- Problem details -
Using the data below, copy each line that includes the word "gunzip".

(Dataset rows for apps and sites)
□ □ □
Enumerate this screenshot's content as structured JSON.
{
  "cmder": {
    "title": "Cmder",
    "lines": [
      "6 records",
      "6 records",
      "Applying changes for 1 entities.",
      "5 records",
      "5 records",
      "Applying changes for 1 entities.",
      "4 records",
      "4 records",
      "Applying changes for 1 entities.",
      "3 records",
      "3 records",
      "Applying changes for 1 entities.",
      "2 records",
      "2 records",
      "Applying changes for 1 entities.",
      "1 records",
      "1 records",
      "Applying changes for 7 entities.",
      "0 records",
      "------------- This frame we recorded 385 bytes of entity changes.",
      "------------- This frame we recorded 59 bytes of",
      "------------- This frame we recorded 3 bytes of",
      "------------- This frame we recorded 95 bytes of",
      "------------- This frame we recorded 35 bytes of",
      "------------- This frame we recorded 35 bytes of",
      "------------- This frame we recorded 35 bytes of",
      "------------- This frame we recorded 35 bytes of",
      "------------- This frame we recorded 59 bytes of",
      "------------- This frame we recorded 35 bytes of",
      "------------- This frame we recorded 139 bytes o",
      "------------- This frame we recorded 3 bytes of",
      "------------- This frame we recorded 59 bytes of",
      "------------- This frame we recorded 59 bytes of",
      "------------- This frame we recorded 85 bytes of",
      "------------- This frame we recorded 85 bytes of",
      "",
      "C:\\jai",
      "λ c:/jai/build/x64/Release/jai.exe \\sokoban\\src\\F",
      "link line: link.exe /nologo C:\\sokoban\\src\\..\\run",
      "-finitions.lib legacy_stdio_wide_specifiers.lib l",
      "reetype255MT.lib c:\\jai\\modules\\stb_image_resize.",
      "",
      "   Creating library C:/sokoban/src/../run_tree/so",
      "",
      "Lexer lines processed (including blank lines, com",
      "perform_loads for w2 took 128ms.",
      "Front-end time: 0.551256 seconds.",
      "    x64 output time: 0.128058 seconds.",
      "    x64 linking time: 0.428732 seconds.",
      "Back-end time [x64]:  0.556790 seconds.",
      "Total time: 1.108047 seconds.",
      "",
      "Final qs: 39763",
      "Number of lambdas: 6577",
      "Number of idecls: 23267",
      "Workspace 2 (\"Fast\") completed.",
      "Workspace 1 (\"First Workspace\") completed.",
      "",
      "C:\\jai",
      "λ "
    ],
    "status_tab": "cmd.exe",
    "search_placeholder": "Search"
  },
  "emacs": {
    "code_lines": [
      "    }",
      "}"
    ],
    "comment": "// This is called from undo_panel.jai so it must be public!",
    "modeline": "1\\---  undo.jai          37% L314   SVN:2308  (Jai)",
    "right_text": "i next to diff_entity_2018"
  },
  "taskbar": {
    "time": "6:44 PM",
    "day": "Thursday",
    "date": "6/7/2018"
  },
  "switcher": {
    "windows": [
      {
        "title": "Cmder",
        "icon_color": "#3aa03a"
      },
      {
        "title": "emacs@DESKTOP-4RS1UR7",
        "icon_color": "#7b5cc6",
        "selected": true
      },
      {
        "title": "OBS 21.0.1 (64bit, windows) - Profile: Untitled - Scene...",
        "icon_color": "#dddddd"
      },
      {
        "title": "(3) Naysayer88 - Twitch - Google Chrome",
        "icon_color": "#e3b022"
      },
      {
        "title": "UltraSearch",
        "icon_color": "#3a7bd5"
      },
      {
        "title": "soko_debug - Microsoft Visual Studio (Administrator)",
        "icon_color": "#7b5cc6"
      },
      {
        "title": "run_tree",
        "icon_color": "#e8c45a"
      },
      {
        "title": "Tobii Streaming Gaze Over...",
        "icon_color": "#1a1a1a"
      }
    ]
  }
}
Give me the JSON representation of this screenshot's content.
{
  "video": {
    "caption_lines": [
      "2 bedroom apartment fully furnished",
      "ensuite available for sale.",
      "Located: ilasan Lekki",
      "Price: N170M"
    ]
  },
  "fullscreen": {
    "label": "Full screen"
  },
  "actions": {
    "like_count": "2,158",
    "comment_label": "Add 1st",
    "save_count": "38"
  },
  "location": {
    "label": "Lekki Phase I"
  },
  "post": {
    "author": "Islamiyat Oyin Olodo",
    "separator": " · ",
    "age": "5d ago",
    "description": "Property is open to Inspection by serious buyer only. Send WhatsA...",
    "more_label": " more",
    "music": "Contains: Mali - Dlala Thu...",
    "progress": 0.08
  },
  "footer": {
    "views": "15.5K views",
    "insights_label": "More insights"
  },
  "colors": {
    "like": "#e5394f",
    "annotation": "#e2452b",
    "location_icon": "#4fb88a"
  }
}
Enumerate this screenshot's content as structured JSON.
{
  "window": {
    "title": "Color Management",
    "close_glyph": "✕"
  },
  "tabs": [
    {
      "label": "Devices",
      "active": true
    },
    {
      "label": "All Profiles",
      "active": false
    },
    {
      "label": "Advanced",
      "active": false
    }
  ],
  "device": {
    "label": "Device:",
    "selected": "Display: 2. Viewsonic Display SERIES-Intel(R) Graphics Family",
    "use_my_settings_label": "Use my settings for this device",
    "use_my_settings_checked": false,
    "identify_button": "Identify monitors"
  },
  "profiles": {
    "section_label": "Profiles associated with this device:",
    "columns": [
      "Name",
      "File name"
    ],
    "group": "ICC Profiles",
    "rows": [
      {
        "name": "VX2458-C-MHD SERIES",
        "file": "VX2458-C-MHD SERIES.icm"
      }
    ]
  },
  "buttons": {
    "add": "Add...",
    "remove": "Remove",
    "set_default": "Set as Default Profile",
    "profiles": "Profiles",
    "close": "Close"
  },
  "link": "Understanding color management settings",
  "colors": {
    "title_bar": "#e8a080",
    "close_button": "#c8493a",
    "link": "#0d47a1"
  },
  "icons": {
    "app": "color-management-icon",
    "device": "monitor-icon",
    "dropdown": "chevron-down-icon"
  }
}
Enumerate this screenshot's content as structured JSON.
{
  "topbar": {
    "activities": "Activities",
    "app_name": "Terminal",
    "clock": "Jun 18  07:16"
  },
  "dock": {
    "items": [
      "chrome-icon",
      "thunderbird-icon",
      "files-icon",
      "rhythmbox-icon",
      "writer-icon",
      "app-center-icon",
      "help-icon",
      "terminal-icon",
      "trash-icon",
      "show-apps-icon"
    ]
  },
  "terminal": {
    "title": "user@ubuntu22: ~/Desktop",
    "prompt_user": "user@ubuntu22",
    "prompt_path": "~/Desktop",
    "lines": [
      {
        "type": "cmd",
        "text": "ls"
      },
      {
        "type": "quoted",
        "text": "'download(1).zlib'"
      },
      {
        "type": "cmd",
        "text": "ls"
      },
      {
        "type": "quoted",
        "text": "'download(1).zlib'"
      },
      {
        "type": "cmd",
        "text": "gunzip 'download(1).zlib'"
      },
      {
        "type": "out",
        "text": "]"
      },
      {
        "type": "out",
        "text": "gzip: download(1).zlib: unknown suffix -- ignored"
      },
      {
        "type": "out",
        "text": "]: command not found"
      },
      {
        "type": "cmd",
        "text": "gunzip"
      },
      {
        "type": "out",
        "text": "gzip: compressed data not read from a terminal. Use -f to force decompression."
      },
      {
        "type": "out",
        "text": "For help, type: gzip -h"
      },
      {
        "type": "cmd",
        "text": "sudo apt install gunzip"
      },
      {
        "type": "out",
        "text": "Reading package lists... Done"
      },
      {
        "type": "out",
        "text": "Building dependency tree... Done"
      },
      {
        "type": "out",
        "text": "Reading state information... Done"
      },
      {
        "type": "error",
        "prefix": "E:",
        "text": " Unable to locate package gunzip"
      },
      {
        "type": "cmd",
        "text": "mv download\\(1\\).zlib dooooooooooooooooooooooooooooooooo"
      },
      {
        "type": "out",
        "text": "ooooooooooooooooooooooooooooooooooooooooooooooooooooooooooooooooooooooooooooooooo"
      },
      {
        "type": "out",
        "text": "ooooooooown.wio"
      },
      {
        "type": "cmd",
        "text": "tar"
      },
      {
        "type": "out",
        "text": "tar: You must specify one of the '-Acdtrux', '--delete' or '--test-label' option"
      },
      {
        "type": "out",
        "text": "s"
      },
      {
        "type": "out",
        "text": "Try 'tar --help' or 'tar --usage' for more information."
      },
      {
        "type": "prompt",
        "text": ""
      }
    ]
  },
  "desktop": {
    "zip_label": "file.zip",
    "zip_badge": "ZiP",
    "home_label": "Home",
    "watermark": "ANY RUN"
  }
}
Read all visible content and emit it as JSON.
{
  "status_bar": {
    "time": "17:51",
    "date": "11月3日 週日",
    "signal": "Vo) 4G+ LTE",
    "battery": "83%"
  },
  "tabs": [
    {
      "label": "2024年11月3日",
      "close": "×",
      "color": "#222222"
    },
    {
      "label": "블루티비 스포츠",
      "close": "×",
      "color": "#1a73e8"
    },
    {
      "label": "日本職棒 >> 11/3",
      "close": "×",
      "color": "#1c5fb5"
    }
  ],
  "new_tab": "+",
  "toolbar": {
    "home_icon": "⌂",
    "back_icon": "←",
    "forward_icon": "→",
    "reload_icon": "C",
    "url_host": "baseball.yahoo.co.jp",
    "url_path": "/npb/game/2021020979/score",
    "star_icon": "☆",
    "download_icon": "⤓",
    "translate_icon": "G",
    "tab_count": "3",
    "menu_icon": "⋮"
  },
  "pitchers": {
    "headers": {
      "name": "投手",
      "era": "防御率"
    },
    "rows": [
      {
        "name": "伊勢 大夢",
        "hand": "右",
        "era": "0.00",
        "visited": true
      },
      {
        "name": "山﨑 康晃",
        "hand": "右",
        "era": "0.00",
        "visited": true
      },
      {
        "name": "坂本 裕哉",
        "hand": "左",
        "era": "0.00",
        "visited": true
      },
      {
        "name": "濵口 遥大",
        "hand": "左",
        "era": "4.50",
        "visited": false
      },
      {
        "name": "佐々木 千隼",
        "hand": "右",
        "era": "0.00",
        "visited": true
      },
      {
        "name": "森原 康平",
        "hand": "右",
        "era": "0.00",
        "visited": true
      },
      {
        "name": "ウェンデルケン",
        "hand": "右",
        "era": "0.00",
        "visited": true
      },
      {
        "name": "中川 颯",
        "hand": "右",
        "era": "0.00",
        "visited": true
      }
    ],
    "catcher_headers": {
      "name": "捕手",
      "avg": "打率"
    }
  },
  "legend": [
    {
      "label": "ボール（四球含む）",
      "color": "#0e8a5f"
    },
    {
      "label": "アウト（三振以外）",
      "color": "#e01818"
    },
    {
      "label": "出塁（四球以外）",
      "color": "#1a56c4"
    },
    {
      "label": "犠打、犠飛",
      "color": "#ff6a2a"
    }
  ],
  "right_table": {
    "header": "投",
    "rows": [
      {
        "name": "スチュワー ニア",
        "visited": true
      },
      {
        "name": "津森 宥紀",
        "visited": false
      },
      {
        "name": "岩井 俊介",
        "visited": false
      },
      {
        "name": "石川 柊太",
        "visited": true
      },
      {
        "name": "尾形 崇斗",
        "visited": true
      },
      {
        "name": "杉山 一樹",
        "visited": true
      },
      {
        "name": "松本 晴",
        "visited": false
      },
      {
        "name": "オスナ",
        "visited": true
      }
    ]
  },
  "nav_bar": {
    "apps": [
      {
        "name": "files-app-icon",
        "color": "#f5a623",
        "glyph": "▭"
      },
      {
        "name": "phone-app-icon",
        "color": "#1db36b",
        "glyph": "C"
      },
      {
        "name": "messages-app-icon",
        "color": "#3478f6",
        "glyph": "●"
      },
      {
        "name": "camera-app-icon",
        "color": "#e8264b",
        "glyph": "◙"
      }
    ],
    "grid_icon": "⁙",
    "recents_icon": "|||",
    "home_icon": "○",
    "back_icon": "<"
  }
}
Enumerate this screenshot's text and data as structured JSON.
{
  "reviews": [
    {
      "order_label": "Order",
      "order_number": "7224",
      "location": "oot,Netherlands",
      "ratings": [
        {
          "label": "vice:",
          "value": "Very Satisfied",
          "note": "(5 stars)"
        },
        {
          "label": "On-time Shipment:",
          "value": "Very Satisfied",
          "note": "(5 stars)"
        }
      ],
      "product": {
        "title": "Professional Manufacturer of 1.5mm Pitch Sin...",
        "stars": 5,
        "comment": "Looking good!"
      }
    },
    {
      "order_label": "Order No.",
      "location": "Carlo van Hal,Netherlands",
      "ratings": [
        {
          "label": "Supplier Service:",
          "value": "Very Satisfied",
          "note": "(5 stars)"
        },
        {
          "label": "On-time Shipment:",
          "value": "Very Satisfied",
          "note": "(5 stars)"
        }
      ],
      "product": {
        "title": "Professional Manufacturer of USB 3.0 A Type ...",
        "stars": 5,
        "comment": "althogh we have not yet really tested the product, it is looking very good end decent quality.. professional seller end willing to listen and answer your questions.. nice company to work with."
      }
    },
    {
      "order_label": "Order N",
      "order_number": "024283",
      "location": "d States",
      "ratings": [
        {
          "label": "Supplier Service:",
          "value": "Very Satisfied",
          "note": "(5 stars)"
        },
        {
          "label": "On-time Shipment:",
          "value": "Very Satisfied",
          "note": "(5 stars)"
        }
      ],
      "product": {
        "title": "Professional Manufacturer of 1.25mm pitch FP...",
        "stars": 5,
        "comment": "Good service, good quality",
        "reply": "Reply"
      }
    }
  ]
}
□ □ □
- Worked solution -
        "text": "gunzip 'download(1).zlib'"
        "text": "gunzip"
        "text": "sudo apt install gunzip"
        "text": " Unable to locate package gunzip"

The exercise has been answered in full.